Set down the entries exactly as they appear, apart from the images, which stay out.

┌────────

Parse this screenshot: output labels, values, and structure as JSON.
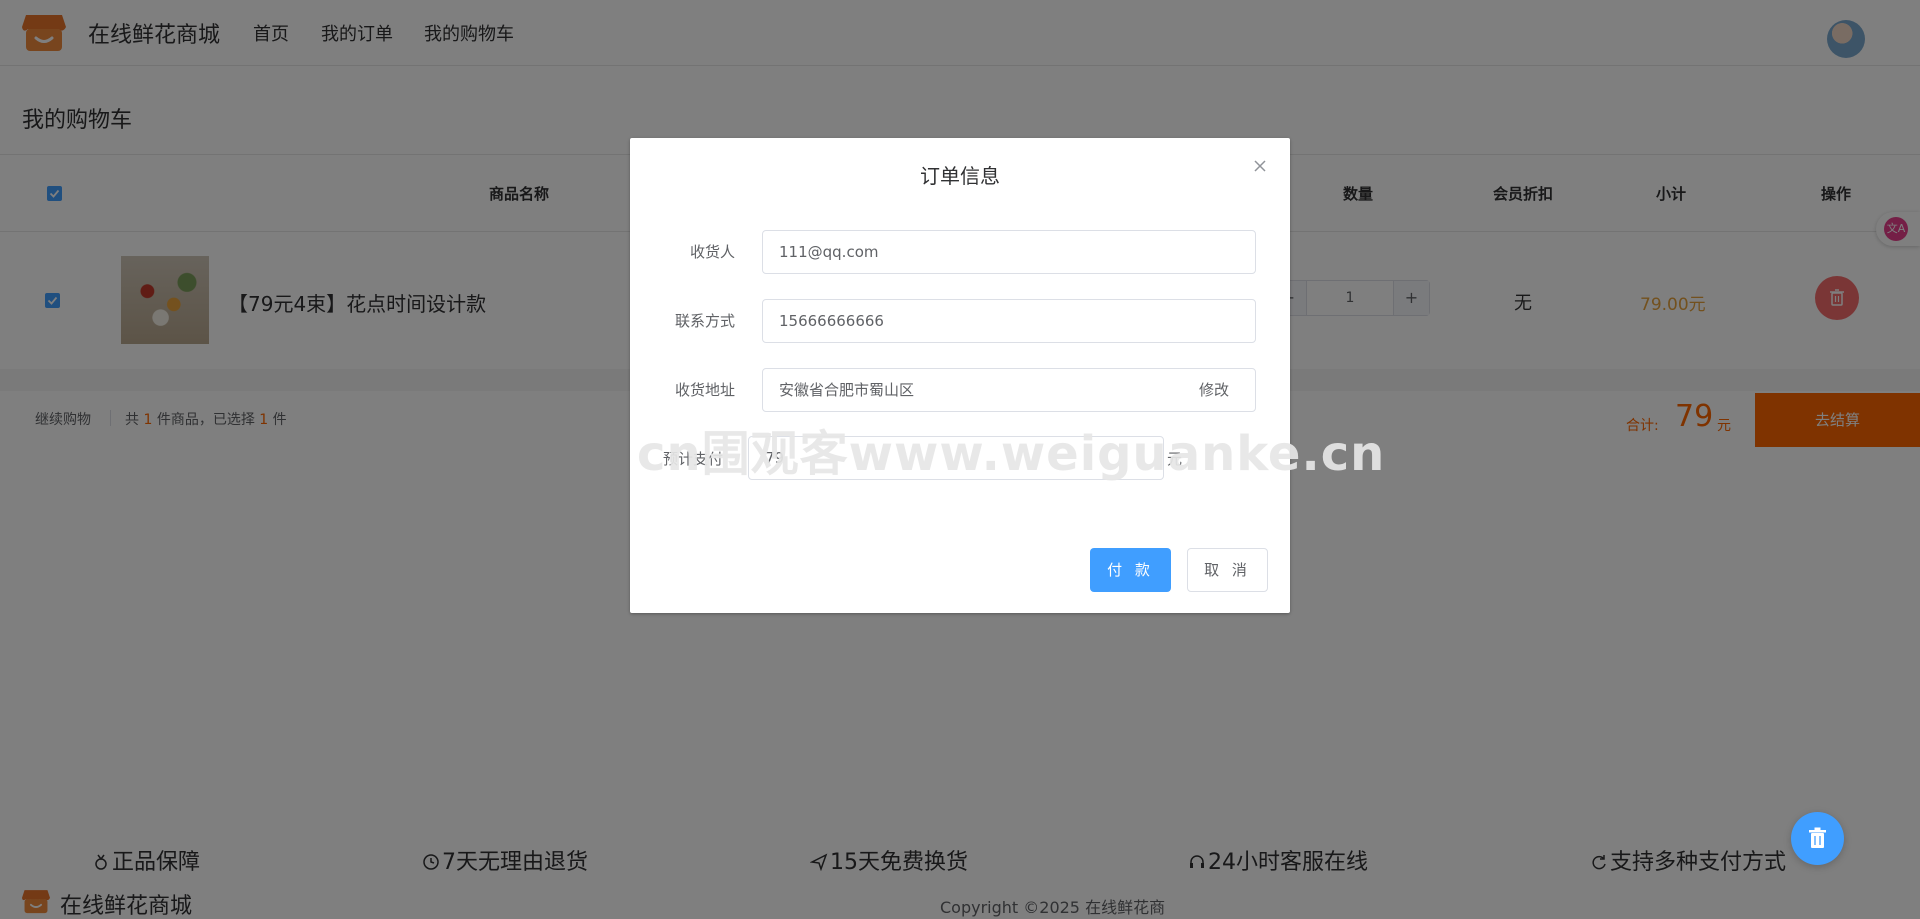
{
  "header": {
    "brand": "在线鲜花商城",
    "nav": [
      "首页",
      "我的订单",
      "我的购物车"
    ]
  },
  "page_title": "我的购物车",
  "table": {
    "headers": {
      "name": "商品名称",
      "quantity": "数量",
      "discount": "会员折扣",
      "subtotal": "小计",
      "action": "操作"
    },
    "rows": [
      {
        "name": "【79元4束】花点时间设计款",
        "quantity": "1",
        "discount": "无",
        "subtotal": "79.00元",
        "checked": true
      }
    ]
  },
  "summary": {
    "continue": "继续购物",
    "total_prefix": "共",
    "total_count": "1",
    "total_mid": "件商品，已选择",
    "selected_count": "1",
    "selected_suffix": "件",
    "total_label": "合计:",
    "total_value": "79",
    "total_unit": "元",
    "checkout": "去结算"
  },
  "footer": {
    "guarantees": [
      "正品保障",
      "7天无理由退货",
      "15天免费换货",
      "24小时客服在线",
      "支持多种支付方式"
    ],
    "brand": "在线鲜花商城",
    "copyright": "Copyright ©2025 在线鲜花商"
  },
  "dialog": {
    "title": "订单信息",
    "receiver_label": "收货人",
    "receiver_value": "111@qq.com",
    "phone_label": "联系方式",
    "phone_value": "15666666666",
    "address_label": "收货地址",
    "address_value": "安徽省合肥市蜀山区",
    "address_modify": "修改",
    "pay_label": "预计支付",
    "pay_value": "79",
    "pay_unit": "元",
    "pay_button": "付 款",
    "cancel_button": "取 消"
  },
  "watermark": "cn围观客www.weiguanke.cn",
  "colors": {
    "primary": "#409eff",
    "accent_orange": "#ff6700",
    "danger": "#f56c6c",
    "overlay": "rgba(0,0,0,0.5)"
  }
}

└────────

Task result
Parse this screenshot: output labels, values, and structure as JSON.
{
  "header": {
    "brand": "在线鲜花商城",
    "nav": [
      "首页",
      "我的订单",
      "我的购物车"
    ]
  },
  "page_title": "我的购物车",
  "table": {
    "headers": {
      "name": "商品名称",
      "quantity": "数量",
      "discount": "会员折扣",
      "subtotal": "小计",
      "action": "操作"
    },
    "rows": [
      {
        "name": "【79元4束】花点时间设计款",
        "quantity": "1",
        "discount": "无",
        "subtotal": "79.00元",
        "checked": true
      }
    ]
  },
  "summary": {
    "continue": "继续购物",
    "total_prefix": "共",
    "total_count": "1",
    "total_mid": "件商品，已选择",
    "selected_count": "1",
    "selected_suffix": "件",
    "total_label": "合计:",
    "total_value": "79",
    "total_unit": "元",
    "checkout": "去结算"
  },
  "footer": {
    "guarantees": [
      "正品保障",
      "7天无理由退货",
      "15天免费换货",
      "24小时客服在线",
      "支持多种支付方式"
    ],
    "brand": "在线鲜花商城",
    "copyright": "Copyright ©2025 在线鲜花商"
  },
  "dialog": {
    "title": "订单信息",
    "receiver_label": "收货人",
    "receiver_value": "111@qq.com",
    "phone_label": "联系方式",
    "phone_value": "15666666666",
    "address_label": "收货地址",
    "address_value": "安徽省合肥市蜀山区",
    "address_modify": "修改",
    "pay_label": "预计支付",
    "pay_value": "79",
    "pay_unit": "元",
    "pay_button": "付 款",
    "cancel_button": "取 消"
  },
  "watermark": "cn围观客www.weiguanke.cn",
  "colors": {
    "primary": "#409eff",
    "accent_orange": "#ff6700",
    "danger": "#f56c6c",
    "overlay": "rgba(0,0,0,0.5)"
  }
}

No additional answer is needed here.